Beat eggs until foamy. Add sugar and beat until light lemon color (about five min.). Stir in chip-butter mixture.
Add flour, salt and extract. Mix at low speed until combined.
Spread 2/3 mixture in pan. Bake 15-17 min. until light brown. Remove from oven. Heat jam in microwave for 30 sec. Spread over top of mixture. Stir remaining chips in batter and spoon on top of jam layer. Sprinkle with almonds. Bake 25-30 min. or until edges are browned. (Center will be soft.) Cool. (Eat a little spoonful warm. Mmmm.) Cut small – these are so rich, and so lovely.


  1. "Leftover cookies?" Leftover from what? Maybe there will be a day when I have such a thing, but until all my people move on, it's highly unlikely.

    1. Ha! I miss those days. We find ourselves in Midlife World, where family gatherings are comprised mainly of adults trying to lose weight. They'd be sad if there were no cookies, but they can only eat one.
      Events, too, are a gamble. The last place I took a dessert there were brownies on brownies. Lovely brownies! But oh so many.
      You will have leftover cookies in your future, I predict. (Or you might set some aside for cheesecake crust, and serve the rest!)

  2. Glad you're finding our white whole wheat flour helpful in "un-refining"! I just wanted to clarify that the flour is 100% whole-grain and is simply a lighter strain of wheat (white as opposed to the traditional red). You can learn more on our website:

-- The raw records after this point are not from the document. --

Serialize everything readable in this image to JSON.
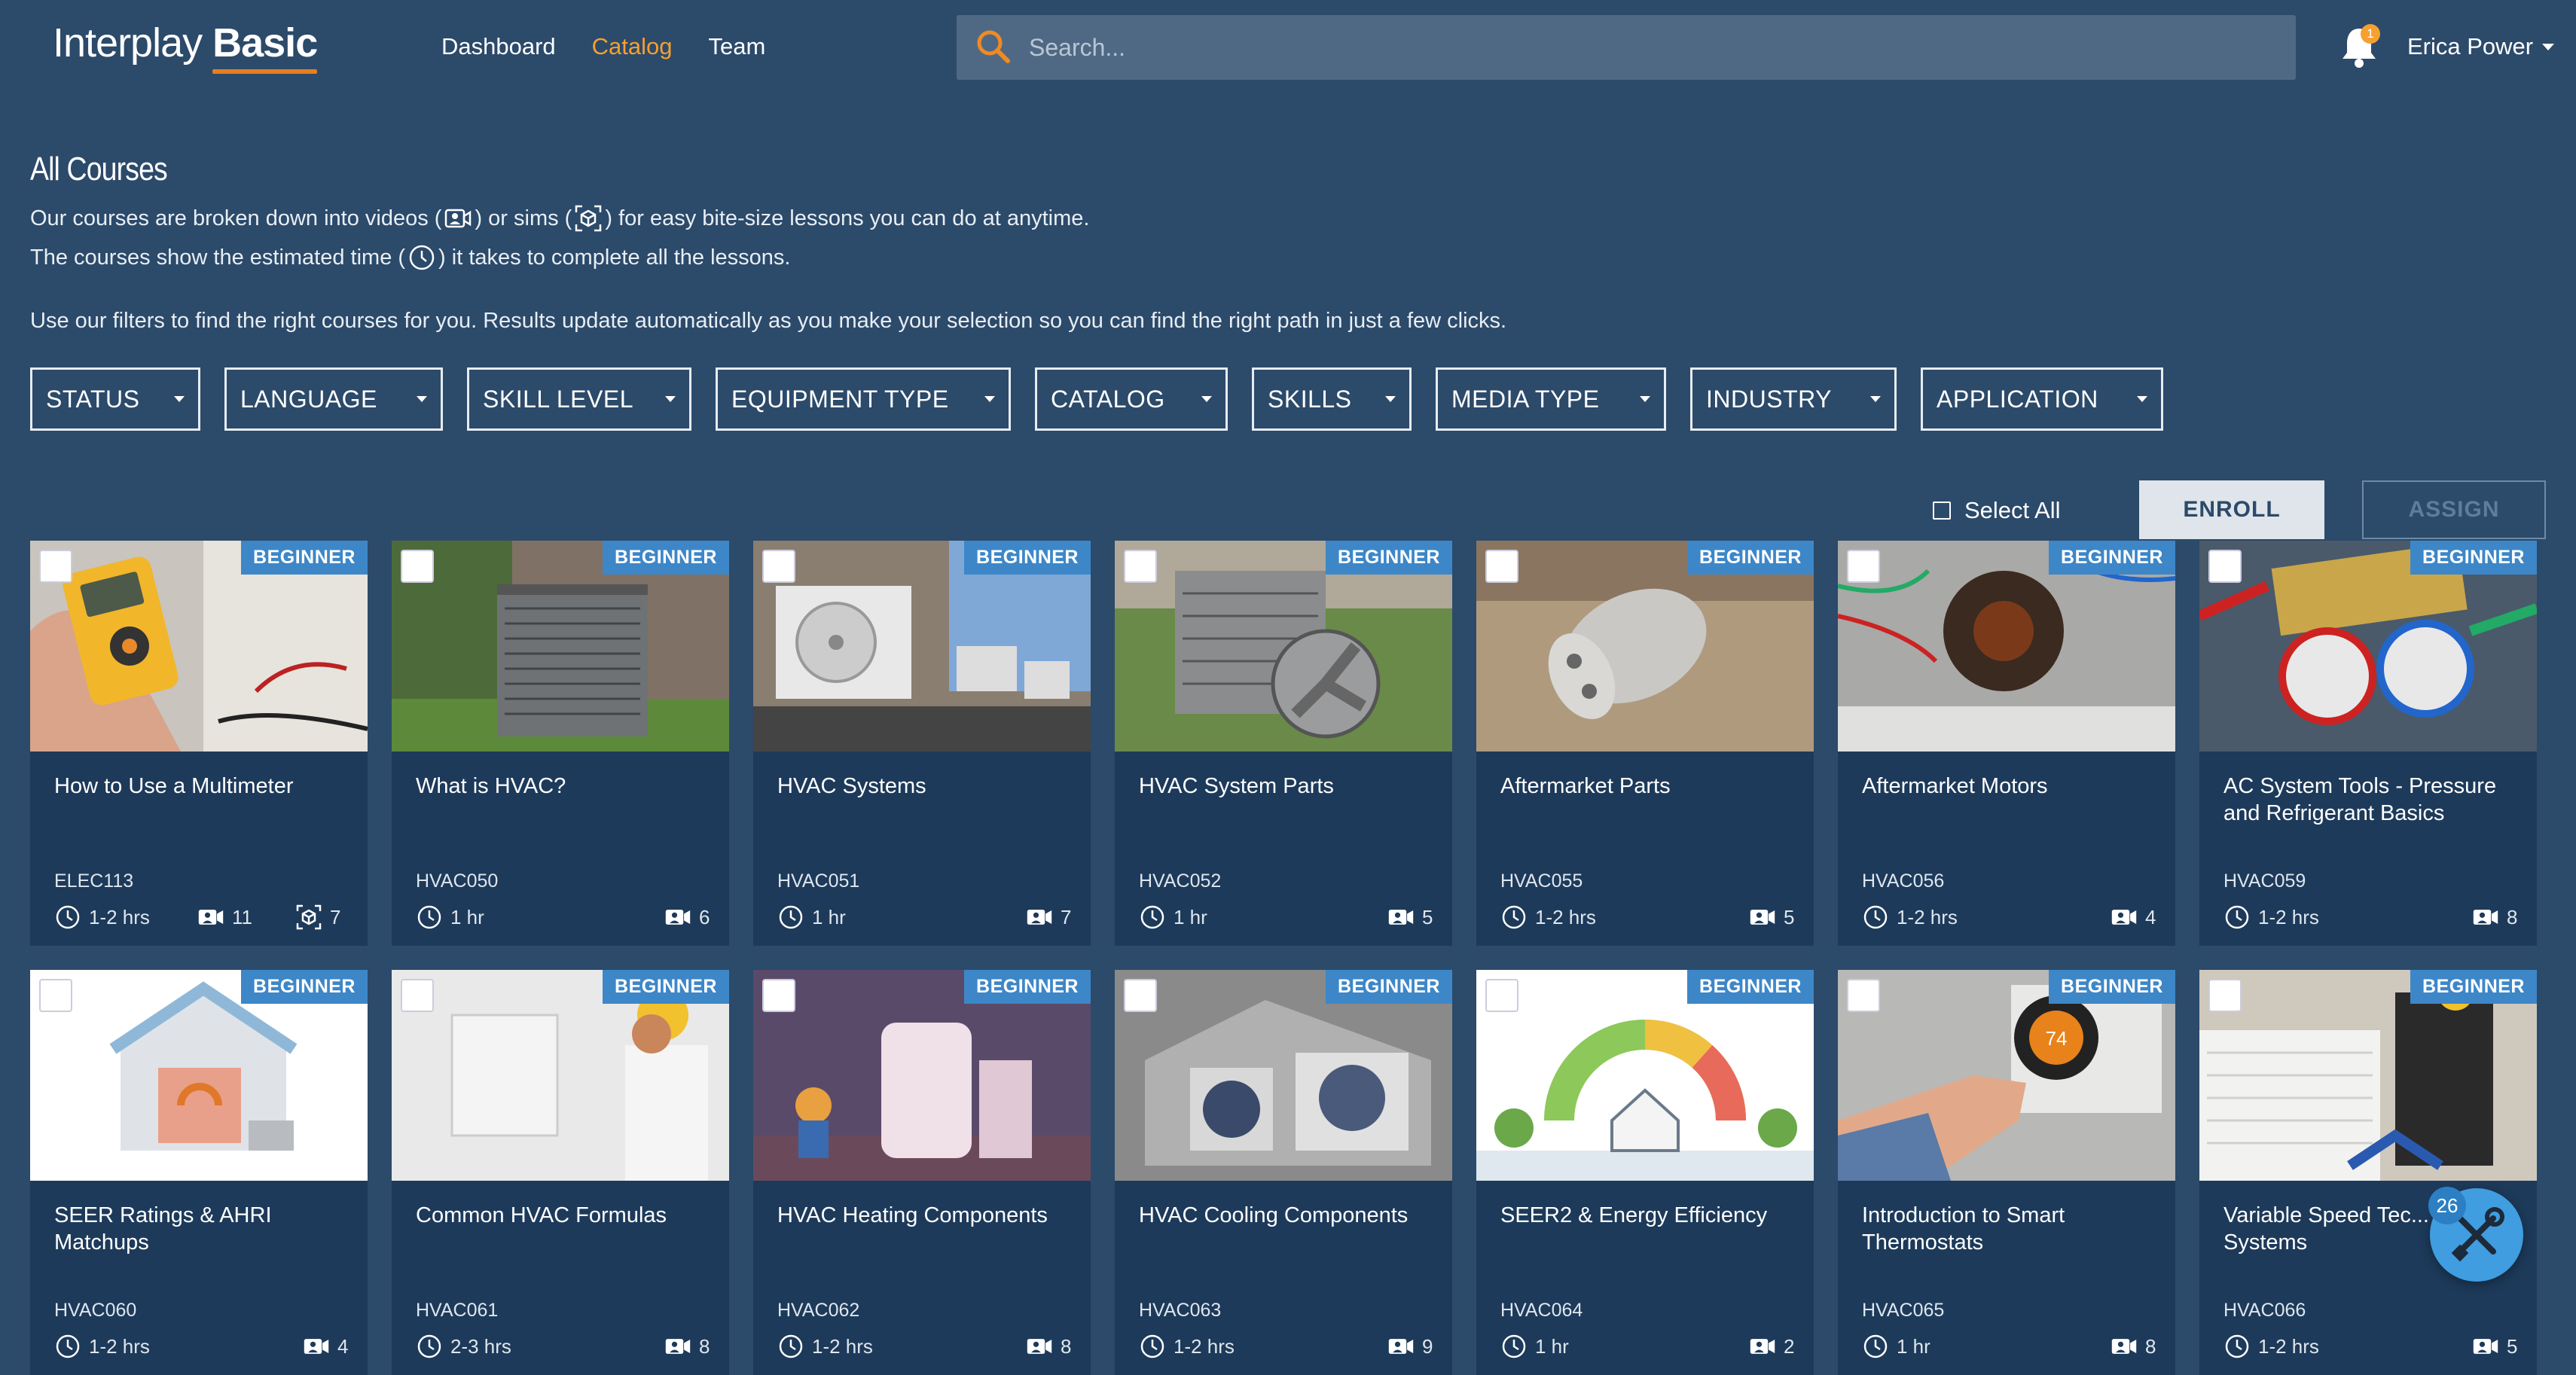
{
  "app": {
    "logo_part1": "Interplay",
    "logo_part2": "Basic"
  },
  "nav": [
    {
      "label": "Dashboard"
    },
    {
      "label": "Catalog",
      "active": true
    },
    {
      "label": "Team"
    }
  ],
  "search": {
    "placeholder": "Search..."
  },
  "notifications": {
    "count": "1"
  },
  "user": {
    "name": "Erica Power"
  },
  "page": {
    "title": "All Courses",
    "line1_a": "Our courses are broken down into videos (",
    "line1_b": ") or sims (",
    "line1_c": ") for easy bite-size lessons you can do at anytime.",
    "line2_a": "The courses show the estimated time (",
    "line2_b": ") it takes to complete all the lessons.",
    "line3": "Use our filters to find the right courses for you. Results update automatically as you make your selection so you can find the right path in just a few clicks."
  },
  "filters": [
    "STATUS",
    "LANGUAGE",
    "SKILL LEVEL",
    "EQUIPMENT TYPE",
    "CATALOG",
    "SKILLS",
    "MEDIA TYPE",
    "INDUSTRY",
    "APPLICATION"
  ],
  "actions": {
    "select_all": "Select All",
    "enroll": "ENROLL",
    "assign": "ASSIGN"
  },
  "courses": [
    {
      "title": "How to Use a Multimeter",
      "code": "ELEC113",
      "time": "1-2 hrs",
      "videos": "11",
      "sims": "7",
      "level": "BEGINNER"
    },
    {
      "title": "What is HVAC?",
      "code": "HVAC050",
      "time": "1 hr",
      "videos": "6",
      "level": "BEGINNER"
    },
    {
      "title": "HVAC Systems",
      "code": "HVAC051",
      "time": "1 hr",
      "videos": "7",
      "level": "BEGINNER"
    },
    {
      "title": "HVAC System Parts",
      "code": "HVAC052",
      "time": "1 hr",
      "videos": "5",
      "level": "BEGINNER"
    },
    {
      "title": "Aftermarket Parts",
      "code": "HVAC055",
      "time": "1-2 hrs",
      "videos": "5",
      "level": "BEGINNER"
    },
    {
      "title": "Aftermarket Motors",
      "code": "HVAC056",
      "time": "1-2 hrs",
      "videos": "4",
      "level": "BEGINNER"
    },
    {
      "title": "AC System Tools - Pressure and Refrigerant Basics",
      "code": "HVAC059",
      "time": "1-2 hrs",
      "videos": "8",
      "level": "BEGINNER"
    },
    {
      "title": "SEER Ratings & AHRI Matchups",
      "code": "HVAC060",
      "time": "1-2 hrs",
      "videos": "4",
      "level": "BEGINNER"
    },
    {
      "title": "Common HVAC Formulas",
      "code": "HVAC061",
      "time": "2-3 hrs",
      "videos": "8",
      "level": "BEGINNER"
    },
    {
      "title": "HVAC Heating Components",
      "code": "HVAC062",
      "time": "1-2 hrs",
      "videos": "8",
      "level": "BEGINNER"
    },
    {
      "title": "HVAC Cooling Components",
      "code": "HVAC063",
      "time": "1-2 hrs",
      "videos": "9",
      "level": "BEGINNER"
    },
    {
      "title": "SEER2 & Energy Efficiency",
      "code": "HVAC064",
      "time": "1 hr",
      "videos": "2",
      "level": "BEGINNER"
    },
    {
      "title": "Introduction to Smart Thermostats",
      "code": "HVAC065",
      "time": "1 hr",
      "videos": "8",
      "level": "BEGINNER"
    },
    {
      "title": "Variable Speed Tec... in HVAC Systems",
      "code": "HVAC066",
      "time": "1-2 hrs",
      "videos": "5",
      "level": "BEGINNER"
    }
  ],
  "thermostat_reading": "74",
  "fab": {
    "count": "26"
  },
  "colors": {
    "background": "#2c4a6a",
    "card": "#1d3a5a",
    "accent": "#f5a030",
    "badge": "#3d87c8"
  }
}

    Thanks for sharing with your readers, and happy baking!

    -Allison @ King Arthur Flour